  • Do your Push, Pull, and Single Leg / Core exercises in a circuit. Perform one set of each exercise, rest briefly, then repeat until you’re done.

Sample Assistance Templates

Here are some example setups for your Push/Pull/Single Leg or Core assistance work.


– Last set is always AMRAP. Push it.
– Start at a minimum of 10×5. If you can’t do this, do assisted reps using bands or a machine.
– Work up to 10×10.
– After you can comfortably do 10×10, start doing fewer sets with more reps. Work up to 5×20.

Day 1
– Pushups
– Chinups
– Leg Raises

Day 2
– Dips
– Inverted Rows
Single Leg Split Squats

Day 3:
– Pushups
– Pullups
– Leg Raises

Mirror Bro

– Do 8×8-12.
– When you can do 8×12, add some weight.
– If you can’t do at least 8×8 with the new weight, you added too much.
– Do planks at 8×20-60s.

Day 1:
– Lateral Raises
– Curls
– Leg Raises

Day 2:
– Incline DB Press
– Shrugs
– Cable Crunches

Day 3:
– Tricep Pushdowns
– Neutral Grip Chinups
– Planks

Time Saver
– Meant to be doable in circuit / superset in a potentially crowded public gym.
– Progress the DB lifts like Mirror Bro, BW movements like Bodyweight
– Do planks at 8×20-60s.
– Do a set of your main lift, a set of both accessories, then rest 90s. Repeat.

Day 1:
– Superset Bench with: DB Row, Planks
– Superset Squat with: DB OHP, BW Bulgarian Split Squat

Day 2:
– Supserset OHP with: DB Curls, Paloff Press with Band
– Superset DL with: Pushups, DB Lunges

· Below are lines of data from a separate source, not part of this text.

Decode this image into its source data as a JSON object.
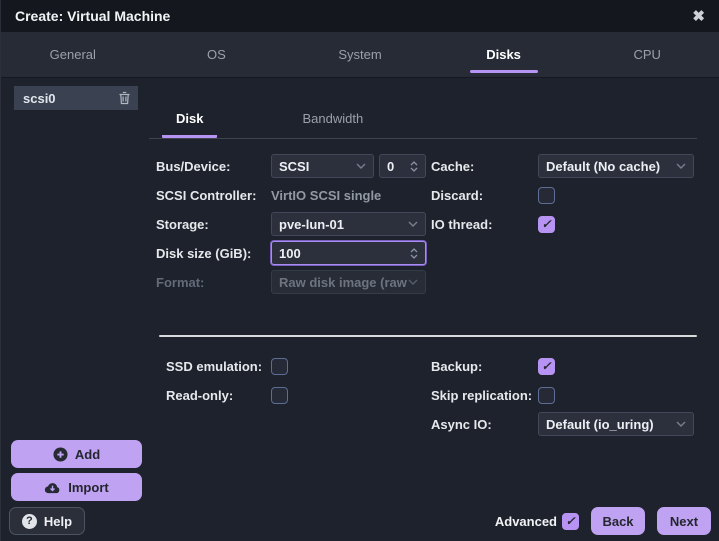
{
  "window": {
    "title": "Create: Virtual Machine"
  },
  "colors": {
    "accent": "#b794f4",
    "button_bg": "#bfa2f2",
    "titlebar_bg": "#14171e",
    "tabbar_bg": "#272b35",
    "content_bg": "#1e222c",
    "checkbox_checked": "#b794f4"
  },
  "icons": {
    "close": "✖",
    "check": "✓",
    "question": "?"
  },
  "tabs": [
    {
      "label": "General",
      "active": false
    },
    {
      "label": "OS",
      "active": false
    },
    {
      "label": "System",
      "active": false
    },
    {
      "label": "Disks",
      "active": true
    },
    {
      "label": "CPU",
      "active": false
    }
  ],
  "sidebar": {
    "items": [
      {
        "label": "scsi0",
        "selected": true
      }
    ]
  },
  "inner_tabs": [
    {
      "label": "Disk",
      "active": true
    },
    {
      "label": "Bandwidth",
      "active": false
    }
  ],
  "form": {
    "bus_device": {
      "label": "Bus/Device:",
      "value": "SCSI",
      "number": "0"
    },
    "scsi_controller": {
      "label": "SCSI Controller:",
      "value": "VirtIO SCSI single"
    },
    "storage": {
      "label": "Storage:",
      "value": "pve-lun-01"
    },
    "disk_size": {
      "label": "Disk size (GiB):",
      "value": "100",
      "focused": true
    },
    "format": {
      "label": "Format:",
      "value": "Raw disk image (raw",
      "disabled": true
    },
    "cache": {
      "label": "Cache:",
      "value": "Default (No cache)"
    },
    "discard": {
      "label": "Discard:",
      "checked": false
    },
    "io_thread": {
      "label": "IO thread:",
      "checked": true
    }
  },
  "advanced_section": {
    "ssd_emulation": {
      "label": "SSD emulation:",
      "checked": false
    },
    "read_only": {
      "label": "Read-only:",
      "checked": false
    },
    "backup": {
      "label": "Backup:",
      "checked": true
    },
    "skip_replication": {
      "label": "Skip replication:",
      "checked": false
    },
    "async_io": {
      "label": "Async IO:",
      "value": "Default (io_uring)"
    }
  },
  "buttons": {
    "add": "Add",
    "import": "Import",
    "help": "Help",
    "advanced": "Advanced",
    "advanced_checked": true,
    "back": "Back",
    "next": "Next"
  }
}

Day 3:
– Superset Squat with: DB Rows, DB Swings
– Superset Bench with: DB Lateral Raises, Leg Raises (on bench)